═════ Data to use

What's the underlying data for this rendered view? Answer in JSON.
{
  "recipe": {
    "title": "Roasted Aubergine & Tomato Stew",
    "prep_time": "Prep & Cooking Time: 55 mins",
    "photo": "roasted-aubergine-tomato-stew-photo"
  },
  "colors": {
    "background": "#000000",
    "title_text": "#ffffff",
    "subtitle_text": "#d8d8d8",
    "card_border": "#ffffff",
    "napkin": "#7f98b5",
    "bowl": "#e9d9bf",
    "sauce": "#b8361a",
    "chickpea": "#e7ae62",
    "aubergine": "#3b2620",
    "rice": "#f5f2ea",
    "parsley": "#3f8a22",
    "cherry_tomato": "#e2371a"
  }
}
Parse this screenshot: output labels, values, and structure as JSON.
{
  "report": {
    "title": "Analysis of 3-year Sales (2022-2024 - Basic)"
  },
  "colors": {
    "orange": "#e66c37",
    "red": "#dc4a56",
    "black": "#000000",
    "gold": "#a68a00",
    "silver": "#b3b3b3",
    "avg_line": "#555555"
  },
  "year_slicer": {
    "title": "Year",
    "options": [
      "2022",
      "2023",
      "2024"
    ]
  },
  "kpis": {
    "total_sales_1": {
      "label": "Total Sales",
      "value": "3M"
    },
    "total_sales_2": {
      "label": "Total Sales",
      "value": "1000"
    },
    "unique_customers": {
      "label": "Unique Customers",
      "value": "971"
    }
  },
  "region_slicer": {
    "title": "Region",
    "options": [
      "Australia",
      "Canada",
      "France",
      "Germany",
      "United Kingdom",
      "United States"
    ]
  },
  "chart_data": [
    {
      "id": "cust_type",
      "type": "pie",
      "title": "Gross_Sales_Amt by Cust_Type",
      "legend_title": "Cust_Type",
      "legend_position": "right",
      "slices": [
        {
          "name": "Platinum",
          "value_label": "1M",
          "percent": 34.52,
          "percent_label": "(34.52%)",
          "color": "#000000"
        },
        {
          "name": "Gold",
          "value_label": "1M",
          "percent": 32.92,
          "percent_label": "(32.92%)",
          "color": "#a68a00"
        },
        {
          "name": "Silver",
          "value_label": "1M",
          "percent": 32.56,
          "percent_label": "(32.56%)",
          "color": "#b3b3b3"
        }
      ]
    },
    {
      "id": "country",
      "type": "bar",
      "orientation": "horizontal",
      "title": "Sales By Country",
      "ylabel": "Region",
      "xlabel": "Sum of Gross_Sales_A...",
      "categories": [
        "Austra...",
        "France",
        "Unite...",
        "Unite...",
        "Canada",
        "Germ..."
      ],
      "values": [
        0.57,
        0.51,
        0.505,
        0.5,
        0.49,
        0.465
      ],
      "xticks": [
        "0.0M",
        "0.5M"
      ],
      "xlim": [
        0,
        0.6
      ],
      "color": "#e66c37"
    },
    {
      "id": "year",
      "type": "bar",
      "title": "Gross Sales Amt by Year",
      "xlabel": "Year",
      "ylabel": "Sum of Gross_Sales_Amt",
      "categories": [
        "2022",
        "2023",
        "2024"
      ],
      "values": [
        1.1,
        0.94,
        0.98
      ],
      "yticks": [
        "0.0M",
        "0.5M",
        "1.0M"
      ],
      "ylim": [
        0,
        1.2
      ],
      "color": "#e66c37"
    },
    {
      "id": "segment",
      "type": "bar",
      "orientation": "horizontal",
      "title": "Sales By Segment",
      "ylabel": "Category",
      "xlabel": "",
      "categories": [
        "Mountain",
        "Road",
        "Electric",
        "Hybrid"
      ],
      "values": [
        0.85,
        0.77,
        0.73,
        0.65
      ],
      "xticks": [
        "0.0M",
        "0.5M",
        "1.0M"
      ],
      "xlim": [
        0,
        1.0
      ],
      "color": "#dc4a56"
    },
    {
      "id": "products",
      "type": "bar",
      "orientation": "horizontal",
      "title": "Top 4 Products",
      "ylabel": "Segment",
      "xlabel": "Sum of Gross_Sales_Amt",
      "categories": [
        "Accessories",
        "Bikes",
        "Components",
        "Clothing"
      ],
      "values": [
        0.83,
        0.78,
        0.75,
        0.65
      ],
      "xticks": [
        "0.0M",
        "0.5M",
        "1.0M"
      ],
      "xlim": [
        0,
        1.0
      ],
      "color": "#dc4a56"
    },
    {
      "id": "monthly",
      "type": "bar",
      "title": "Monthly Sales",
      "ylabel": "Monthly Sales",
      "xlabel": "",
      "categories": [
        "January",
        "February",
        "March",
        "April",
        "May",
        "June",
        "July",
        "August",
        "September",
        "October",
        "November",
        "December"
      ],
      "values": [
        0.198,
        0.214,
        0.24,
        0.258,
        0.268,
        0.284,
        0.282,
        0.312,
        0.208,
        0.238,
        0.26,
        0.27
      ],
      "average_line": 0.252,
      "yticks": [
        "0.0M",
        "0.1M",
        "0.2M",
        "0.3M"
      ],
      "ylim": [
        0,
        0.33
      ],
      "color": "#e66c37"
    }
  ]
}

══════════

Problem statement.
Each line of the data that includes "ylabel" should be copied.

Response area.
      "ylabel": "Region",
      "ylabel": "Sum of Gross_Sales_Amt",
      "ylabel": "Category",
      "ylabel": "Segment",
      "ylabel": "Monthly Sales",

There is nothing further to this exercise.